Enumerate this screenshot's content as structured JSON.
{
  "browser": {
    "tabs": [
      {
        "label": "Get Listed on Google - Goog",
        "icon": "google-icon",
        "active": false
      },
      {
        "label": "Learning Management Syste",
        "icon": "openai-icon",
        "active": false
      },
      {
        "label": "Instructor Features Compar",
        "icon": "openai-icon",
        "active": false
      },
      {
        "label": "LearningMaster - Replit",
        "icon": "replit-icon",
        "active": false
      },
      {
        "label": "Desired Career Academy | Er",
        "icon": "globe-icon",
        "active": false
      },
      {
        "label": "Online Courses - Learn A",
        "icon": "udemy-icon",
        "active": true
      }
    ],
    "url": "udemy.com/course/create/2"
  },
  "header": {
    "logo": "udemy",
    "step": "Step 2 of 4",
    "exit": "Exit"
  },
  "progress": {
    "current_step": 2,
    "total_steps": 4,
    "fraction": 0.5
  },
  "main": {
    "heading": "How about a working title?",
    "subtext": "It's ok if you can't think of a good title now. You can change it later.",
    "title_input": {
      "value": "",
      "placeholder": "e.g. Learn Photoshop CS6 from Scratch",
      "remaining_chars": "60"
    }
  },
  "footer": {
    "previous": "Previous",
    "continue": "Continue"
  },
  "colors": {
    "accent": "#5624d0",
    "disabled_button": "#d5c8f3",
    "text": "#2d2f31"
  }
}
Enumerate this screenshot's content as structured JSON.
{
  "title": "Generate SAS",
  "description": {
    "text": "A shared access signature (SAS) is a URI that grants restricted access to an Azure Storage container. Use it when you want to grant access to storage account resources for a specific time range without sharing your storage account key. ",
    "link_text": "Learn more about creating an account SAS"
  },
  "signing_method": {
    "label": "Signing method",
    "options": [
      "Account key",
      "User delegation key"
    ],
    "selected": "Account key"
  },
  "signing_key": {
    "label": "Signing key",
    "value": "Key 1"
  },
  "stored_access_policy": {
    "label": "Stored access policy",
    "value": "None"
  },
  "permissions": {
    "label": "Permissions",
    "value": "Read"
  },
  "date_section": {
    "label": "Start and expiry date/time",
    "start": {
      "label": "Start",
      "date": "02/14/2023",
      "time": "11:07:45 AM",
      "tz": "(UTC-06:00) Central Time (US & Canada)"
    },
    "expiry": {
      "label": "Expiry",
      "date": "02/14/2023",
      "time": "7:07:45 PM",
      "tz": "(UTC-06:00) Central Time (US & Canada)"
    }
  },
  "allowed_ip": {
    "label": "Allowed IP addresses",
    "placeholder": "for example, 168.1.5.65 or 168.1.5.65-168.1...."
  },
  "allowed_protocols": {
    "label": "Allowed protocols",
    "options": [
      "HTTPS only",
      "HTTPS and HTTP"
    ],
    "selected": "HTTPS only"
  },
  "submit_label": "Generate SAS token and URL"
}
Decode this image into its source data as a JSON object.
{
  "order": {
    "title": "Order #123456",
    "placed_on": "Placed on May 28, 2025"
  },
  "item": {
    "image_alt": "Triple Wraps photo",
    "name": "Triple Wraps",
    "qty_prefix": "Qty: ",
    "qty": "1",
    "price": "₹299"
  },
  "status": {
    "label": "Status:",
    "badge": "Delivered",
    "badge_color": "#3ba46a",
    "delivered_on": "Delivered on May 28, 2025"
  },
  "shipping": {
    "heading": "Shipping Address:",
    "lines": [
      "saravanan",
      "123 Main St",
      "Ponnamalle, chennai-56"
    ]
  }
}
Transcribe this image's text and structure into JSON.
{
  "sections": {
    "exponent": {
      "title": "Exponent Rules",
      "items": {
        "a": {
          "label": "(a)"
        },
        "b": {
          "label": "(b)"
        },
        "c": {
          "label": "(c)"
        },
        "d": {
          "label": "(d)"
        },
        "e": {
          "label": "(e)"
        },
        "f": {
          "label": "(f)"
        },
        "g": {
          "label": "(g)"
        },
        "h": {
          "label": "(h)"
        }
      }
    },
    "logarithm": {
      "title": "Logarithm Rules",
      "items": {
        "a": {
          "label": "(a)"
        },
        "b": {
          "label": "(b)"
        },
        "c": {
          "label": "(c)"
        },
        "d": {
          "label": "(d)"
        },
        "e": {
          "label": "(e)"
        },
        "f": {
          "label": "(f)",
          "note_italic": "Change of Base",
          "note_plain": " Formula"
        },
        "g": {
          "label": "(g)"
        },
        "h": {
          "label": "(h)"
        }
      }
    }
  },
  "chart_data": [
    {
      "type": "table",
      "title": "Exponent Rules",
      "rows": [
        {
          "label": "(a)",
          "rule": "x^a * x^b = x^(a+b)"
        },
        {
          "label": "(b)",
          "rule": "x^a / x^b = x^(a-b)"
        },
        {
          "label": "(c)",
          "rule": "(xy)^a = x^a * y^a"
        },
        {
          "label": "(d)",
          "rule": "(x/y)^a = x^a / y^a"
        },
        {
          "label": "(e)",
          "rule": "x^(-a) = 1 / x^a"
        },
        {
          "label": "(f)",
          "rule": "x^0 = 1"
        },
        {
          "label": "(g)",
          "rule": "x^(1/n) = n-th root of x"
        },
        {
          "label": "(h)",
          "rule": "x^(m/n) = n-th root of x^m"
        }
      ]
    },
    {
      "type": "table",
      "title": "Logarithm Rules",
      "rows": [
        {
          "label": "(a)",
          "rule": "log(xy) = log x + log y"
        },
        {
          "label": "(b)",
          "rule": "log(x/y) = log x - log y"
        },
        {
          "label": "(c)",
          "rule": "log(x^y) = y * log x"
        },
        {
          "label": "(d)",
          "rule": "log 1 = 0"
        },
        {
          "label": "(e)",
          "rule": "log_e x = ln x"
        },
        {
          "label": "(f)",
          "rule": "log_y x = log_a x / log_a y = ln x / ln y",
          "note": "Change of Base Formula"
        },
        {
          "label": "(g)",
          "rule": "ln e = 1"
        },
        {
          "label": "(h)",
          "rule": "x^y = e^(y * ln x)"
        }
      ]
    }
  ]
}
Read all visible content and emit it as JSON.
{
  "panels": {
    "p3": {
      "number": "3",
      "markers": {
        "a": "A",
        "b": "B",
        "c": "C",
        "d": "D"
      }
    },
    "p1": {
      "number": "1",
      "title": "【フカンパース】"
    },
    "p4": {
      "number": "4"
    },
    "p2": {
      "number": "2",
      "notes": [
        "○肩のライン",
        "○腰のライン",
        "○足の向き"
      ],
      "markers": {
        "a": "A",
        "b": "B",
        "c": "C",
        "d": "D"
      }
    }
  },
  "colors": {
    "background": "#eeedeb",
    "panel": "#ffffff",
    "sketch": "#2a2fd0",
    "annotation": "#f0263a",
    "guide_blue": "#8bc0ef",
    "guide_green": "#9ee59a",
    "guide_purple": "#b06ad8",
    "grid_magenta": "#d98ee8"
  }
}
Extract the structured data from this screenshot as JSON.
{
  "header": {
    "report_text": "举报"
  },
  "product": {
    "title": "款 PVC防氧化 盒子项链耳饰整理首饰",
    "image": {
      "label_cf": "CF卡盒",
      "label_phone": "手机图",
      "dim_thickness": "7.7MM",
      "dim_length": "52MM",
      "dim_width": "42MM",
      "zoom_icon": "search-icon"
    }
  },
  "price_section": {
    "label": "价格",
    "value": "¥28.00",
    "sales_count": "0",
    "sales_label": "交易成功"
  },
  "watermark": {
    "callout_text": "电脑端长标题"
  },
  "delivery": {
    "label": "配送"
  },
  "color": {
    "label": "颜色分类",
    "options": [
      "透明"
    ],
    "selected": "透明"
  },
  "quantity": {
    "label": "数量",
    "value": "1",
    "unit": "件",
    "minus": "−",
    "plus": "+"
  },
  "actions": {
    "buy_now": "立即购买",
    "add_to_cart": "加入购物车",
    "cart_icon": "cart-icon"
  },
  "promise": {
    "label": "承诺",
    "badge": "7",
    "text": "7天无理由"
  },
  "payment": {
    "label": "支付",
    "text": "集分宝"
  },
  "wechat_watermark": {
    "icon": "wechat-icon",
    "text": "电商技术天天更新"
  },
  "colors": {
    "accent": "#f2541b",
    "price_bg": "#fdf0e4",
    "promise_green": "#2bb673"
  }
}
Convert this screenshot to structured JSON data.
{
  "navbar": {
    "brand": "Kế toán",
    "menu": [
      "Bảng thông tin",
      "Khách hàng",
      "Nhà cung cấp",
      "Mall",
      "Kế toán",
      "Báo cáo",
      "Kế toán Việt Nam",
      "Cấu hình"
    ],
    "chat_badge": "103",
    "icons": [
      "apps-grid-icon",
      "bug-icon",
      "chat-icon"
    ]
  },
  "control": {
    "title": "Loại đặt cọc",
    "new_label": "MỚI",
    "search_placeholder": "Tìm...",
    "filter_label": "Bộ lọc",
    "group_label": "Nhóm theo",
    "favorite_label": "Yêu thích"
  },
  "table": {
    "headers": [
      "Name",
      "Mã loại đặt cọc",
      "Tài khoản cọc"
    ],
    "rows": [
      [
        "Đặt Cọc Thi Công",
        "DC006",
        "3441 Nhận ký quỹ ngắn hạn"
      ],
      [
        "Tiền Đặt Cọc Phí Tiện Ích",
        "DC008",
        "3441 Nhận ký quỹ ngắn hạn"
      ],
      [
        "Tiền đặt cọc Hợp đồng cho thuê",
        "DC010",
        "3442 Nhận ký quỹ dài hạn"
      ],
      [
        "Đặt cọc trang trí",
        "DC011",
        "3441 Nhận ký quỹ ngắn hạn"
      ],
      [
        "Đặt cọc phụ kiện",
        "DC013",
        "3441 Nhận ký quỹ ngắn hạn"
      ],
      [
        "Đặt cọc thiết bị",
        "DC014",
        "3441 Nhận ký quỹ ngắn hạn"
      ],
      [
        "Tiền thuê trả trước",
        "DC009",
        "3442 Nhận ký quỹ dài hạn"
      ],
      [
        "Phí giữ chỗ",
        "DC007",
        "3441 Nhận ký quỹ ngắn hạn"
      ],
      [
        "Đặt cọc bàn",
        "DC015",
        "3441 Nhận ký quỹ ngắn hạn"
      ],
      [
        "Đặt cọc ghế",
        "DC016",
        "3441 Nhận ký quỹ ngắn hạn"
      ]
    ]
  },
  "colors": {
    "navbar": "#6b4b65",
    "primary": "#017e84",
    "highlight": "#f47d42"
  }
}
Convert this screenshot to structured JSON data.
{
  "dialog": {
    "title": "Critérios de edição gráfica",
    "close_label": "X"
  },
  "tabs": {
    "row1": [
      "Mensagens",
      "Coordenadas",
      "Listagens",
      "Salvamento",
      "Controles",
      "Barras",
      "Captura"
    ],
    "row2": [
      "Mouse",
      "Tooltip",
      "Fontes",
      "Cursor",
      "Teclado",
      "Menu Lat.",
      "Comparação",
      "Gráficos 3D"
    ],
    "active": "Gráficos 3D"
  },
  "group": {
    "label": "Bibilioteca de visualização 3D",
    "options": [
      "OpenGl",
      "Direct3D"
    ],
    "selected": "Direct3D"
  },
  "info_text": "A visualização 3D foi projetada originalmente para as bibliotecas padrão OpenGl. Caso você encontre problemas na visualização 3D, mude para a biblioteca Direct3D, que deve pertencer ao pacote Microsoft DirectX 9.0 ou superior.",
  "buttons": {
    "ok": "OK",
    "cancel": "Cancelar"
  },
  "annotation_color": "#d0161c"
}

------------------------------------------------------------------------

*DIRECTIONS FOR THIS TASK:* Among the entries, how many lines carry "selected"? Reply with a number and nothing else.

*SOLUTION TO THE PROBLEM:* 4